With Palmisano and Roadmap 2010, that was so successful, that they introduce another one until 2015, IBM focus on improving financial results, money going into dividends and share buyback. Customers and employees were hardly mentioned.

Rometty faced a challenge of where value of business really lies when she took over from Palmisano. She faced nineteen consecutive quarter of revenue shrank. But IBM was still big and in order to kill one giant dinosaur, you need an army of dragon slayers. Trying to keep with second roadmap and chasing 20-dollar EPS goal, was having hard impact on operational performance of the company. It did not help that she used world I a lot instead of we. She saw people as resources and that bring down moral even more. When IBM lost bid for cloud computing of CIA, even if Amazon bid was higher, but customer simply didn’t trust IBM to deliver. And in 2014 it was really visible that IBM has problem and even stock market was starting to question IBM shrinking revenue.

Rometty decided to drop roadmap in 2014, setting strategic areas like cloud, Big Data analytics, social, mobile and security and started to push on execution. Even if those imperatives were still growing slower than legacy business was shrinking, but mix become better and better, new revenue accounting for almost 40% of company revenue in 2016.

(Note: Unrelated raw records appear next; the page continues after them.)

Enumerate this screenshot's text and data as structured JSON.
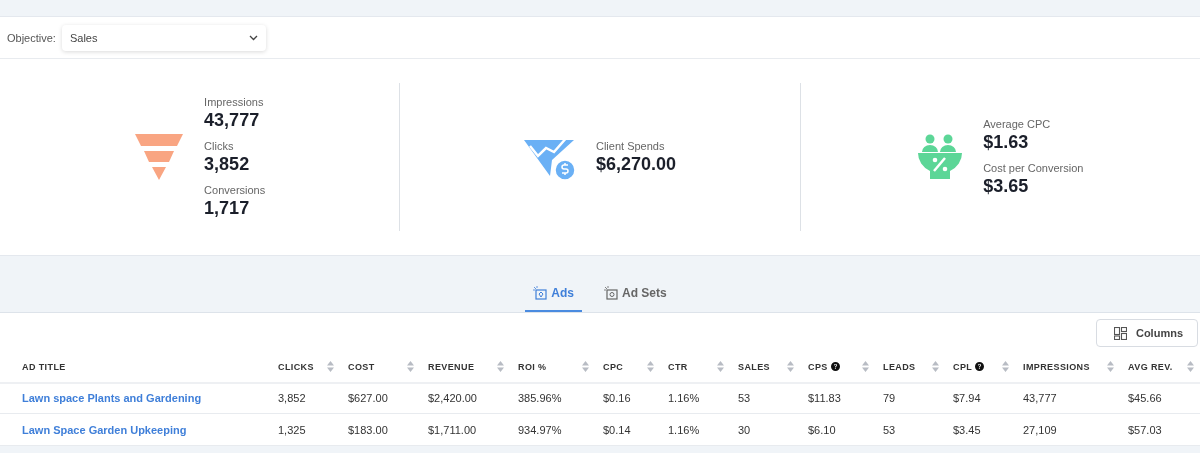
{
  "objective": {
    "label": "Objective:",
    "value": "Sales"
  },
  "stats": [
    {
      "kind": "funnel",
      "metrics": [
        {
          "label": "Impressions",
          "value": "43,777"
        },
        {
          "label": "Clicks",
          "value": "3,852"
        },
        {
          "label": "Conversions",
          "value": "1,717"
        }
      ]
    },
    {
      "kind": "spend",
      "metrics": [
        {
          "label": "Client Spends",
          "value": "$6,270.00"
        }
      ]
    },
    {
      "kind": "bowl",
      "metrics": [
        {
          "label": "Average CPC",
          "value": "$1.63"
        },
        {
          "label": "Cost per Conversion",
          "value": "$3.65"
        }
      ]
    }
  ],
  "tabs": [
    {
      "label": "Ads",
      "selected": true
    },
    {
      "label": "Ad Sets",
      "selected": false
    }
  ],
  "columns_button": "Columns",
  "table": {
    "columns": [
      {
        "label": "AD TITLE",
        "sortable": false,
        "help": false
      },
      {
        "label": "CLICKS",
        "sortable": true,
        "help": false
      },
      {
        "label": "COST",
        "sortable": true,
        "help": false
      },
      {
        "label": "REVENUE",
        "sortable": true,
        "help": false
      },
      {
        "label": "ROI %",
        "sortable": true,
        "help": false
      },
      {
        "label": "CPC",
        "sortable": true,
        "help": false
      },
      {
        "label": "CTR",
        "sortable": true,
        "help": false
      },
      {
        "label": "SALES",
        "sortable": true,
        "help": false
      },
      {
        "label": "CPS",
        "sortable": true,
        "help": true
      },
      {
        "label": "LEADS",
        "sortable": true,
        "help": false
      },
      {
        "label": "CPL",
        "sortable": true,
        "help": true
      },
      {
        "label": "IMPRESSIONS",
        "sortable": true,
        "help": false
      },
      {
        "label": "AVG REV.",
        "sortable": true,
        "help": false
      }
    ],
    "rows": [
      [
        "Lawn space Plants and Gardening",
        "3,852",
        "$627.00",
        "$2,420.00",
        "385.96%",
        "$0.16",
        "1.16%",
        "53",
        "$11.83",
        "79",
        "$7.94",
        "43,777",
        "$45.66"
      ],
      [
        "Lawn Space Garden Upkeeping",
        "1,325",
        "$183.00",
        "$1,711.00",
        "934.97%",
        "$0.14",
        "1.16%",
        "30",
        "$6.10",
        "53",
        "$3.45",
        "27,109",
        "$57.03"
      ]
    ]
  }
}
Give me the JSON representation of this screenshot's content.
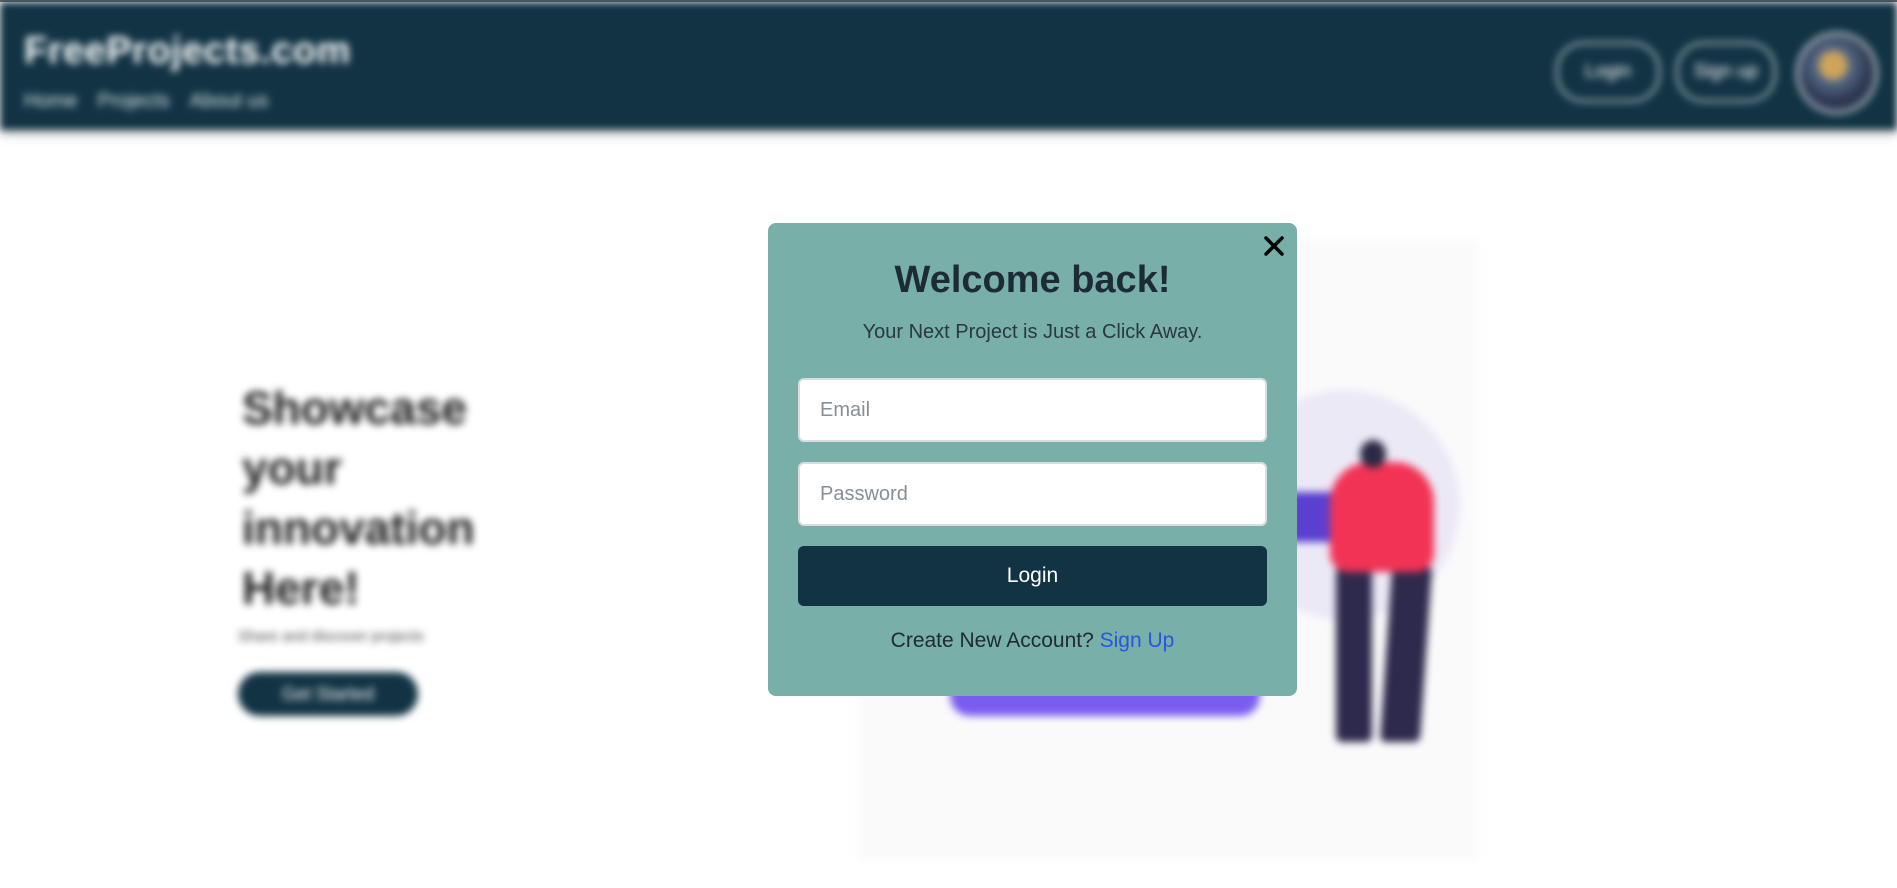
{
  "navbar": {
    "brand": "FreeProjects.com",
    "links": [
      "Home",
      "Projects",
      "About us"
    ],
    "login_label": "Login",
    "signup_label": "Sign up"
  },
  "hero": {
    "title": "Showcase your innovation Here!",
    "subtitle": "Share and discover projects",
    "cta_label": "Get Started"
  },
  "modal": {
    "title": "Welcome back!",
    "subtitle": "Your Next Project is Just a Click Away.",
    "email_placeholder": "Email",
    "password_placeholder": "Password",
    "login_label": "Login",
    "create_text": "Create New Account?",
    "signup_link": "Sign Up"
  },
  "colors": {
    "navbar": "#113344",
    "modal_bg": "#78afa9",
    "button": "#113344",
    "link": "#2458e0"
  },
  "icons": {
    "close": "close-icon"
  }
}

Analytics, cloud computing, cybersecurity, social networking and mobile technologies. That was main field of IBM development. Buying companies like SoftLayer, working with Apple on mobile technologies, focusing its analytical and AI department on Watson capabilities lead to development of new field called cognitive computing and also help IBM build cloud offerings. IBM was investing into commercializing these technologies, developing products, services and software out of them. Rometty established IBM Cognitive Business Group, betting on AI technology. She claimed that group can do 10 Billion revenue in a decade.

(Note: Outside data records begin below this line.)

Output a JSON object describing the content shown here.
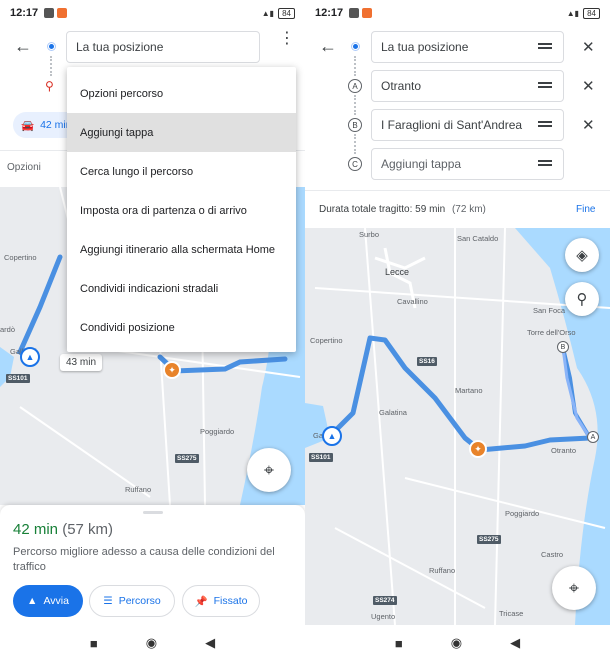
{
  "status": {
    "time": "12:17",
    "battery": "84"
  },
  "left": {
    "search_value": "La tua posizione",
    "mode_chip": "42 min",
    "options_label": "Opzioni",
    "menu": [
      "Opzioni percorso",
      "Aggiungi tappa",
      "Cerca lungo il percorso",
      "Imposta ora di partenza o di arrivo",
      "Aggiungi itinerario alla schermata Home",
      "Condividi indicazioni stradali",
      "Condividi posizione"
    ],
    "map": {
      "towns": [
        "Copertino",
        "ardò",
        "Gallipoli",
        "Poggiardo",
        "Ruffano"
      ],
      "roads": [
        "SS101",
        "SS275"
      ],
      "time_bubble": "43 min"
    },
    "sheet": {
      "duration": "42 min",
      "distance": "(57 km)",
      "description": "Percorso migliore adesso a causa delle condizioni del traffico",
      "start_button": "Avvia",
      "route_button": "Percorso",
      "pin_button": "Fissato"
    }
  },
  "right": {
    "fields": [
      "La tua posizione",
      "Otranto",
      "I Faraglioni di Sant'Andrea",
      "Aggiungi tappa"
    ],
    "letters": [
      "A",
      "B",
      "C"
    ],
    "summary_label": "Durata totale tragitto: 59 min",
    "summary_distance": "(72 km)",
    "done": "Fine",
    "map": {
      "towns": [
        "Surbo",
        "San Cataldo",
        "Lecce",
        "Cavallino",
        "San Foca",
        "Torre dell'Orso",
        "Copertino",
        "Martano",
        "Galatina",
        "Otranto",
        "Gallipoli",
        "Poggiardo",
        "Castro",
        "Ruffano",
        "Tricase",
        "Ugento"
      ],
      "roads": [
        "SS16",
        "SS101",
        "SS275",
        "SS274"
      ]
    }
  },
  "colors": {
    "accent": "#1a73e8",
    "route": "#4a90e2",
    "poi": "#e8832a"
  }
}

IBM generated more than trillion dollars in its lifetime. The longer the company survives more chance it has to live a decade more. IBM has challenges. A lot of its value lays in a goodwill based on companies that they were buying. With push to performance many people left company, looking for different challenges, decline in sales culture and in respect to individuals detoriate also global moral of employees. But IBM still is home of five Nobel Prize winners, its role in business is more than technology company. In 2016 ranking system was discarded. Parts of IBM culture are still there. IBM is now company in transition, with heavy burden of company legacy business and margin model of new business still under revision. IBM went through three technological platforms, protocols and environments. Each required different skills, knowledge and activities. IT industry is behaving more and more as old industries, but majority of IT players today didn’t go through platform transitions. Microsoft is now in the phase of transition to internet orientation from PC business mode. IBM was always successful when it worked together with the customers giving and receiving ideas and building infrastructure that supported customer business initiatives.

Over million people worked for IBM, a lot of them give their children peace of IBM culture and a lot of those children are successful today. Ask employees what company gave to the world and they will say IBMers.

[1] In the book on page 417

You may also like
Introducing AI through ladder approach (Rob Thomas – IBM, published by O’Reilly media)